And, after a decision Monday night by the Dearborn City Planning Commission, it appears she won't have to.
In what amounted to a battle between residents of the street just north of Hubbard Drive, the commission voted Monday to not allow several of those residents to turn their extra property into profit.
Haroun Odeh, Zeina Jebril and Malaky Jebril all own homes on the one-block stretch of Rosalie, which dead-ends into a field and faces a wooded area to the west. They also own seven parcels of land parallel to and west of Rosalie.
The trio came before the Planning Commission Monday with a request to rezone the property from residential space into a "business office district," which would allow them to construct a one-story office building on the land, which they could rent out.
They had first come before the commission in November, at which time the issue was tabled.
The group acquired the parcels one by one "with the mission of doing something with this property," Odeh said, adding that the use allowed by current zoning—single family housing—was not a profitable venture, nor would be turning it into multi-family housing, such as an apartment or condominium complex.
"We're willing to work with the city, and we're willing to make adjustments to the project to make everyone happy," Odeh said, but added that their sites were set solely on an office building.
However, at both commission meetings, several other residents of Rosalie came to voice their opposition to the project, and some wrote letters to the commission. All said that they felt that having an office building butting up against their back yards would be a bad idea.
"One of the things that sold me on this home was the area," Hassan said at Monday's meeting. "To convert it ... it would be an eyesore."
And to the Planning Commission the project seemed to be a violation of the city's master plan, and an encroachment on neighbors.
"It's intensifying the use (of the space)," said Commissioner Matthew Zalewski.
Joseph Guido, lead architect on the proposed project, cited several examples of similar projects—such as the mixed residential and business use of the area near Cherry Hill and Military Street.
But ultimately, the commission felt it was too much to ask of residents.
"I understand you have an investment, but I'm looking at the people who own the homes," said Commissioner Nancy Siwik. "When these people bought or built their homes, they were not considering that an office building would be there.

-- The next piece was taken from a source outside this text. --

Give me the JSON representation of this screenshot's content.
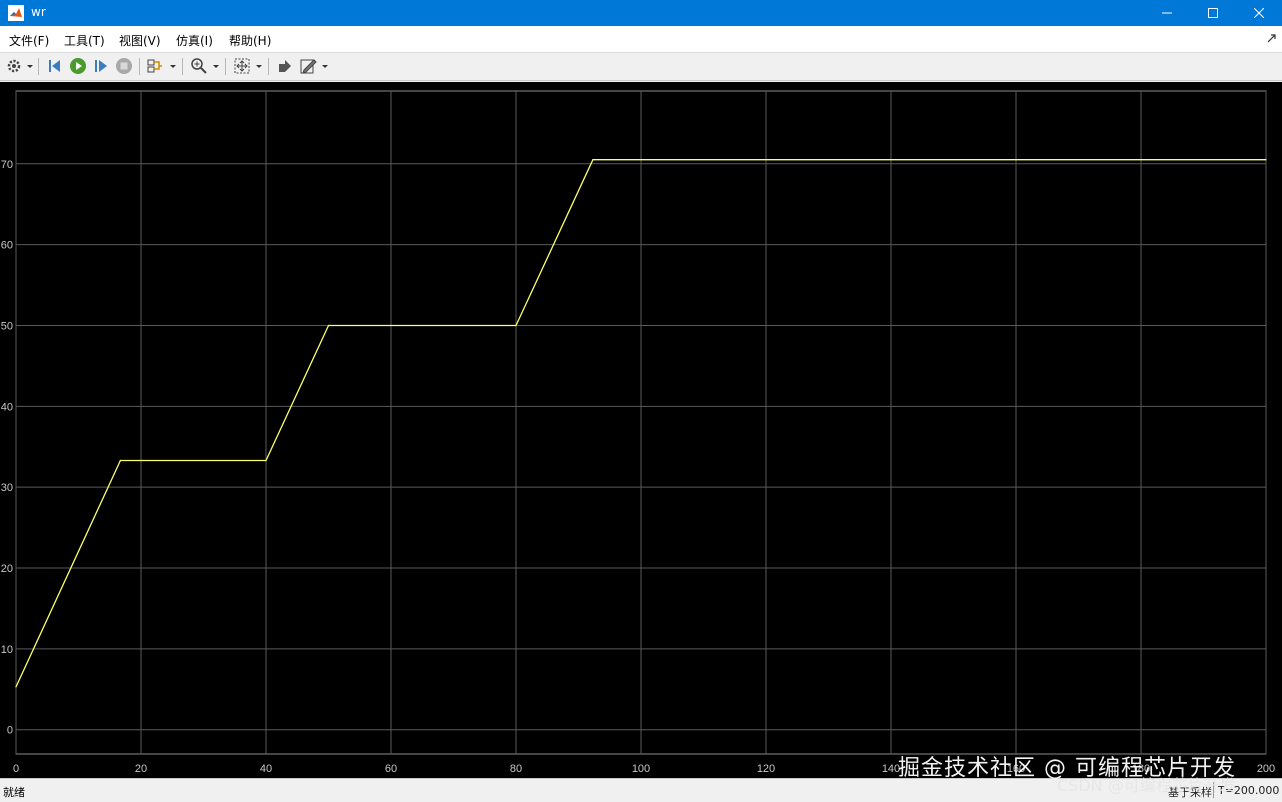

"These people have a significant investment also."
The commission voted unanimously against the rezoning request. Their recommendation will be sent to Dearborn City Council for approval.